Russian Economy Compared To 1998 Financial Crises
30, July 2009
By Joel Craun
On July 29th, an oped titled in the Moscow Times "No Place in BRIC for Russia's Economic Mess" was published which raked the current leadership's handling of the economy under the coals. What the author failed to mention are the specifics of the economic recovery plan and the problems faced with the rouble that have been staved off. At the beginning of the global financial crises, the rouble faced major devaluation and Medvedev enacted billions in banque bailouts to shore up the banques and prevent another crises like 1998. In that year, there was major devaluation of the rouble caused by falling energy prices and the economy collapsed. FDI dried up and so did state loans. It was not until Putin came to power that economic recovery began.
President Medvedev and Prime Minister Putin have in the 2008 crises been able to avoid this collapse by shoring up the banques and stabalising the value of the rouble. This was the first necessary step which is not much different than what was done in the US. Other facets of the economic recovery plan include one of the major industries, arms manufacture. Trillions of roubles are being allotted to the state defence order to keep this sector operational while we see falling orders in foreign exports. This sector of the economy is still posting record highs and is saved thanks to it. Major recapitalisation of production has occurred in this sector using French and South Korean technologies which are going to make arms exports competitive once again.
The author complains about failed roads but fails to look at other methods of transport which are actually more important than roads to the Russian Federation. The rail stock in the Russian Federation has increased as well as the technological quality. Billions have been spent on modernising the infrastructure and domestic railcar production using European and US (GE) equipment. Russia actually has a head start in this regard to reduce CO2 emissions by not relying on tractor trailers for freight transport. This will serve the economy well in the long term.
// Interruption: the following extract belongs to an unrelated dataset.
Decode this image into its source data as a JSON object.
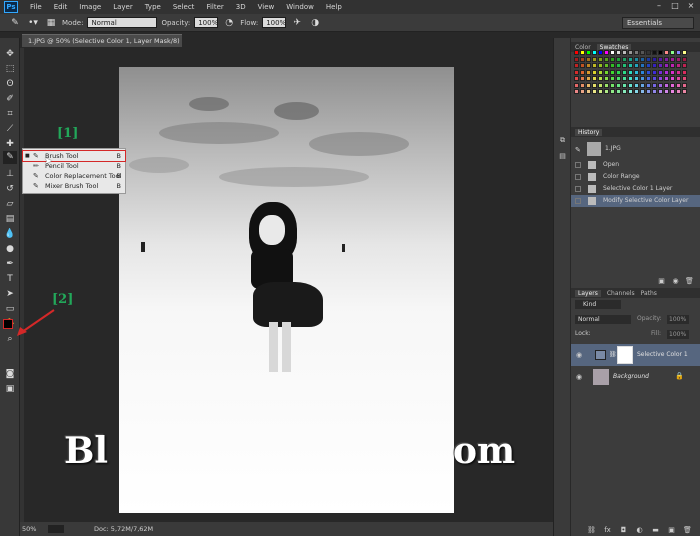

While there have been price freezes on goods, they are mainly on fruits and vegetables which the author fails to mention. The policy is attempting to stave off massive inflation as we saw when Yeltsin took off price controls and opened the markets; do we really want to see that again? The overall effect of the freeze has only a marginal effect on the rest of the economy. The real hindrance to economic growth that the author fails to mention is the poor policy regarding SDB, or small disadvantaged business.
Russia falls far behind the West and even China in this regard due to poor financial support and a lack of enforcement for intellectual property rights. Small business is the life blood of any capitalistic economy and supporting that can save the Russian Federation. Conferences have been held addressing this very issue, but what remains to be seen is action.
Using Gazprom's decrease in export by 35% as an example serves little purpose since they are dependent on demand. Ukraine has been stealing gas from the lines that are supposed to go to the EU making transport unreliable. The South Stream pipeline is being built to help bypass this bankrupt country that cannot afford its gas bill. Gazprom has been reducing supply to increase price which is no surprise.
Corruption has always been Russia’s biggest obstacles and the Russian MOJ has been convicting far more cases of this. While the fact that 50% of business is owned by the state makes this a mixed centralised and capitalist economy, something had to be done to carry Russia through this financial crises. Obama has done the same by buying up major US companies and bailing out banques so why the cry of foul when Russia does it too?
The Russian government knows what it must do but they face huge hurdles in this current crises and can be expected to get back on track when it has ended. Now is not the time to be playing with an economy that is teetering as it was under the Yeltsin administration. We know how that experiment with no price control and open markets turned out, utter failure.
Joel Craun is a Military and Foreign Policy Analyst, alumni of the Citadel Graduate College and senior contributor to the Russian Military Forum, RussiaDefence.Englishboard.net
He has authored the working papers "Status of the Russian Navy's Cruisers" and "Russian relations with Syria-Israel".